Principles and Implementation Standards for Sound Compensation Practices
The Principles for Sound Compensation Practices are intended to apply to significant financial institutions, but they are especially critical for large, systemically important firms. The Principles are intended to reduce incentives towards excessive risk taking that may arise from the structure of compensation schemes. They are not intended to prescribe particular designs or levels of individual compensation.
The Implementation Standards report responds to the call by the G20 Finance Ministers and Governors to submit detailed specific proposals on corporate governance reforms, global standards on pay structure and greater disclosure and transparency, to strengthen adherence to the FSB Principles for Sound Compensation Practices. The standards set out in this report focus on areas in which especially rapid progress is needed. They do not fully cover all aspects of the FSB Principles but prioritise areas that should be addressed by firms and supervisors to achieve effective global implementation of the Principles.
The Principles were issued in April 2009, implementation standards in September 2009; and assessment methodology was issued by the BCBS in Jan 2010.
International Endorsement : The Principles and Standards for Sound Compensation Practices have been endorsed by G20 Leaders in the London (April 2009) and Pittsburgh (September 2009) Summits respectively.

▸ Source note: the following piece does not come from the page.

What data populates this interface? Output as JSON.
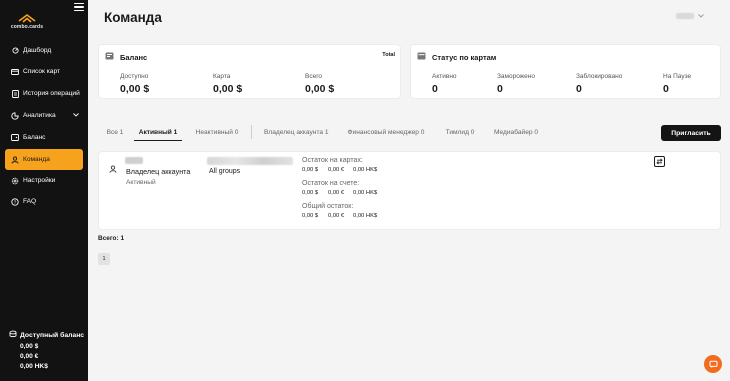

In the case of banking supervision, the Basel Committee on Banking Supervision's Compensation Principles and Standards Assessment Methodology (issued in January 2010) aims to guide supervisors in reviewing individual firms' compensation practices and assessing their compliance with the FSB Principles for Sound Compensation Practices and their implementation standards. It seeks to foster supervisory approaches that are effective in promoting sound compensation practices at banks and help support a level playing field.